What’s your threshold?

I’ve been meaning to write a post all week, however, work must take priority over this silly little blog and I’ve lacked the time and the energy to write something worth reading. Though I did think about it all week, about what I was going to write about. First, I thought I’d write about the 74 degree semi-long-run I had at a reservoir on my way out of Delaware. It was a run that was so unseasonably hot and more or less a miserable hour and half of my life. Then I was going to write about my longest run ever to date (17 miles, 50 degrees 40 mile per hour winds that nearly blew me and my running group into the Inner Harbor last Saturday.)

However, I’m going to write about my run today. It was a long run that ended up being about 16.5 miles, this 16.5 miles happened at 7:30 am this morning after a 4pm 12 mile run yesterday afternoon/evening. Tired legs gearing up to run a long long way.  This run started out with my group, The Pacemakers, and was a bowtie loopty loop that allowed me to not carry water because I ended up at my car every 4-6 miles and I was able to hydrate, genius because I’ve yet to buy a hydration pack and ended my 17 miles last week very salty and very sick.

The first ten miles were great, we were all chatty, talking about the beautiful morning we finally had, the sun was shining, I was able to wear shorts, (it was 34 when we started but warmed up to about 41…perfect!) The first two lets of our journey felt great. When the third leg began I, among other runners, was feeling pretty good. (I was surprised, I thought my legs would be dragging more, I thought my feet would be hurting–)


Fast-forward two miles. My legs began to drag, my feet throbbed, I went silent.



I could hear Bob’s footsteps behind me. This sound kept my feet moving, kept me from looking behind, kept me from walking, all the other kids with the pumped up kicks better run better run… someone told last night to sing Foster The People to keep me going. ALL THE OTHER KIDS WITH THE PUMPED UP KICKS BETTER RUN BETTER RUN… I was shouting in my head, I had to keep going, I couldn’t stop


—the silent miles had begun.


The Silent Miles: I think all runners hit a point. Not the wall but A Point in a training run where all falls silent. We get so absorbed in our head, our thoughts, our own personal demons and motivations that we go silent. My personal threshold has gotten longer, I used to only be able to go 10 or so miles before I fell silent. I stop talking, I stare straight ahead and concentrate, hard. At this point in my training I’m not really sure what my threshold is, I hit it a bit earlier this week because of the combination of last night’s 12 miles and the run this morning. Fatigued began I even began.

But today’s silence was okay. I’m okay with silence; I still had Bob’s feet and breathing behind me, the road in front of me, and the knowledge that I had a big cup of coffee at the end of the run. I finished 15 miles and ran another loop, on my own, to get in another mile and a half. This is where my personal motivation began to lack, this is where I fell apart and walked a bit. But this is the point that I remembered to listen to my body and remind myself that in the past 15 hours I had put in nearly 28 miles.

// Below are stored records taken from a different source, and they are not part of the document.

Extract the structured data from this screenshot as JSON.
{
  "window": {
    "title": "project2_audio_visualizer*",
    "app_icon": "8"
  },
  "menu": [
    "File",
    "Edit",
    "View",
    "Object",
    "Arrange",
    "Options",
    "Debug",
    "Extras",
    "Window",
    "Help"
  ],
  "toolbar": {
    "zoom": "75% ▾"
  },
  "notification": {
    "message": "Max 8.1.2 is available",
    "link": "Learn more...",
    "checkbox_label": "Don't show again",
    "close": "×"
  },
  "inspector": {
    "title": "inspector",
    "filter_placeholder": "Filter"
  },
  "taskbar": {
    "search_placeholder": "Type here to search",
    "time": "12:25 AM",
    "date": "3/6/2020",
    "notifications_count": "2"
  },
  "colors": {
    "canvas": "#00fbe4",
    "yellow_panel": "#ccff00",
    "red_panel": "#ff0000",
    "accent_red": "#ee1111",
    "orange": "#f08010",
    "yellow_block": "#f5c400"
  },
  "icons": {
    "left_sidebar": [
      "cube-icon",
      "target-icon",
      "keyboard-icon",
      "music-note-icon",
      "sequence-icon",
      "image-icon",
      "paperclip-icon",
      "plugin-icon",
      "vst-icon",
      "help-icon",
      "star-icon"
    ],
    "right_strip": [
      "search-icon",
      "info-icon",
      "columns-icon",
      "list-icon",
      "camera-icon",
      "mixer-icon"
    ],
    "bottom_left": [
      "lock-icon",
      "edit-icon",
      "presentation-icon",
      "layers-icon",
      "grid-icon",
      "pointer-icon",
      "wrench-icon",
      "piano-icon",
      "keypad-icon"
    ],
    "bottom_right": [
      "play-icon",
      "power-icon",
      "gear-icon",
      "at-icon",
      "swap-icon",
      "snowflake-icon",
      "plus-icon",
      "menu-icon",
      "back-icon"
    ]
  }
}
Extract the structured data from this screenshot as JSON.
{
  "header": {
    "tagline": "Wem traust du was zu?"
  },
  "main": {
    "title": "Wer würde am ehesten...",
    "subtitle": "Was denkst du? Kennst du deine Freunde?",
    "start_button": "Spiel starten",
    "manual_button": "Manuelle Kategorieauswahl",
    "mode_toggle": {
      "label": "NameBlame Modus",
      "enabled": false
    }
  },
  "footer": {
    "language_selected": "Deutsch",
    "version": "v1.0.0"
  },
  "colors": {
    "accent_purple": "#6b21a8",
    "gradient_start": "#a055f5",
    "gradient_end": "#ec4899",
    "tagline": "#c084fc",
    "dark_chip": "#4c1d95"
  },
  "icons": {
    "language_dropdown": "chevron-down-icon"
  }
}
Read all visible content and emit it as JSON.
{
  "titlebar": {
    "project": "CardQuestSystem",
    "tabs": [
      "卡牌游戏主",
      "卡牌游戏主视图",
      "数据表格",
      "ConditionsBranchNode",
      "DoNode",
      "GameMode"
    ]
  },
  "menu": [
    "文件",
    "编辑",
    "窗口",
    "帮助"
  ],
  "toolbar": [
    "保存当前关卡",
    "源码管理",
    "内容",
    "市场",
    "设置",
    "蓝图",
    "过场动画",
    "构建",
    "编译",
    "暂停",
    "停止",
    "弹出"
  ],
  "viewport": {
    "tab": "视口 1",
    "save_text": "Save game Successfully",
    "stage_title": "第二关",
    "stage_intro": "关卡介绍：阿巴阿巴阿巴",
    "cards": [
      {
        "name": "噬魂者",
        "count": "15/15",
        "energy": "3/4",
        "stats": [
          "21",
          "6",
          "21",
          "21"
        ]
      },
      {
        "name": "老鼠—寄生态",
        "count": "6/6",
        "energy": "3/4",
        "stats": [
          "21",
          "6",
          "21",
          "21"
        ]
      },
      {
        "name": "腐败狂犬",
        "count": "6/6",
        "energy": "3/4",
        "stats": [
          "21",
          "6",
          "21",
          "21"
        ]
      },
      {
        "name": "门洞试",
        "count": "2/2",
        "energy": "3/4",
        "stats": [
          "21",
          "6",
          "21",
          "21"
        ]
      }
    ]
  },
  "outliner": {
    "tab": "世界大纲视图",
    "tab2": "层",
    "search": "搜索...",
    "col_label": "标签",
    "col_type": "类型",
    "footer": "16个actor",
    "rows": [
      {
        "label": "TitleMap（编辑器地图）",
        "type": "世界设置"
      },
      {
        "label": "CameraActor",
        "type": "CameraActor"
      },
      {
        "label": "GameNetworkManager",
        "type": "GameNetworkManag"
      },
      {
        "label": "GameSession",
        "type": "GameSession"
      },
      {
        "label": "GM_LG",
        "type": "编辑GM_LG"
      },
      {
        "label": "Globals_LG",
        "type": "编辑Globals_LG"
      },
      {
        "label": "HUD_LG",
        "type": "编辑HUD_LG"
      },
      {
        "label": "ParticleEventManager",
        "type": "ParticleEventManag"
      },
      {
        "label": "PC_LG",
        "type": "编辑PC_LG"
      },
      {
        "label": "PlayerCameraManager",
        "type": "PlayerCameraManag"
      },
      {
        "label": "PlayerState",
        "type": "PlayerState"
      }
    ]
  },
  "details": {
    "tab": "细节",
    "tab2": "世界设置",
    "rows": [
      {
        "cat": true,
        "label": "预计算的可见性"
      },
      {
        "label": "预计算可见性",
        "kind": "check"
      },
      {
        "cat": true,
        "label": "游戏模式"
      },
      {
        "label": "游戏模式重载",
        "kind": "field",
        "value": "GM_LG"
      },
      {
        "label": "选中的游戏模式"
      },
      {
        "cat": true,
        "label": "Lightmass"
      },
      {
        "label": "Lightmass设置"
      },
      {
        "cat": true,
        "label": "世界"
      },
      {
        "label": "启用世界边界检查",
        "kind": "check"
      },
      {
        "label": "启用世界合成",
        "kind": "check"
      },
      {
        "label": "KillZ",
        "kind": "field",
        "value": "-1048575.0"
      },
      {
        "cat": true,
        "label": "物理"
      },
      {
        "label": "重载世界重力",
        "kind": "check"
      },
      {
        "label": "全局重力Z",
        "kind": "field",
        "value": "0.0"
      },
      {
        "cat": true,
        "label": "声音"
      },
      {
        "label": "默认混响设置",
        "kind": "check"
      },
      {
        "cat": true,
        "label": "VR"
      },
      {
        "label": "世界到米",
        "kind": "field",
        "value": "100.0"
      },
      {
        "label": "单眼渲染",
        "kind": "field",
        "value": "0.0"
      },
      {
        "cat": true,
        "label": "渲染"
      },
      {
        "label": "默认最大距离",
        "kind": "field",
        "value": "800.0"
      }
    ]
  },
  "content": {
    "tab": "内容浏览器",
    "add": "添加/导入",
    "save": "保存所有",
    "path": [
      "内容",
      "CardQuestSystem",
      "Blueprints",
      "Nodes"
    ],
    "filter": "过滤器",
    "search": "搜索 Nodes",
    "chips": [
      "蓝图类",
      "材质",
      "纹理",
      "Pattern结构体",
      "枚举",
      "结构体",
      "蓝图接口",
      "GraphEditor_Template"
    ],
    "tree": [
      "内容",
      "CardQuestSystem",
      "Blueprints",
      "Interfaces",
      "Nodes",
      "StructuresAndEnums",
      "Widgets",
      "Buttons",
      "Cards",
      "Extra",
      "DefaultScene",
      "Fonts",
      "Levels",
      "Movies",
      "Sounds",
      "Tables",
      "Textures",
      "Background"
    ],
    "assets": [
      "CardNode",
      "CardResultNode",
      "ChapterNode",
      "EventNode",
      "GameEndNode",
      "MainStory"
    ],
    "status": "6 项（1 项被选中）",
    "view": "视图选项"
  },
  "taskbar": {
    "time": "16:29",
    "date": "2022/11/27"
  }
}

My body is broken down, (but not broken) and will rest and recover tonight and tomorrow. The Silent Miles are what make us stronger, they’re what make us realize what we are truly capable of.

Check me out

Post River Bank 25 2009


I’ve never actually seen myself run. I mean, I’ve seen pictures of me crossing a finish line; sweaty, pained face, making a bee line for the piles of bagels and orange slices, ready for a cold gulp of water and a hot coffee in my hands—but seeing me run, in motion, I’ve yet to experience. I’m not so sure I want to.

Many times on my runs I judge and evaluate other runner’s gaits, I think ooooh, she shouldn’t be in that Nike Pegasus. Or look at that guy’s calves…dang! But I also notice the way a runner’s legs move, some bow legged, some knock kneed, some don’t even bend their knees, it looks painful in some ways. All of this observing makes me wonder what the heck I look like. Do I look like a runner? Or do I look like one of those out of shape people struggling through a few miles? Do I run with the look of ease or like I’m about to have a hernia and need to be taken to the hospital?

I try to sneak a peak at my stride when I run by a window-mirrored building in the city. Quick looks over my shoulder. That messes up my stride. I slit my eyes and peer out of the corner. I usually almost trip when I try this method. All I can really end up seeing are my white legs, pink at and black jacket—no form, no method, and no proper evaluation of my stride.


Maybe this is for the better. I don’t want to know if I run knock kneed or bow legged. This way I can go on pretending that my stride is as good as I feel that day and as long as I log the miles it doesn’t matter.


…Though I secretly hope I’m the runner that makes other runners ooooh and ahhhh.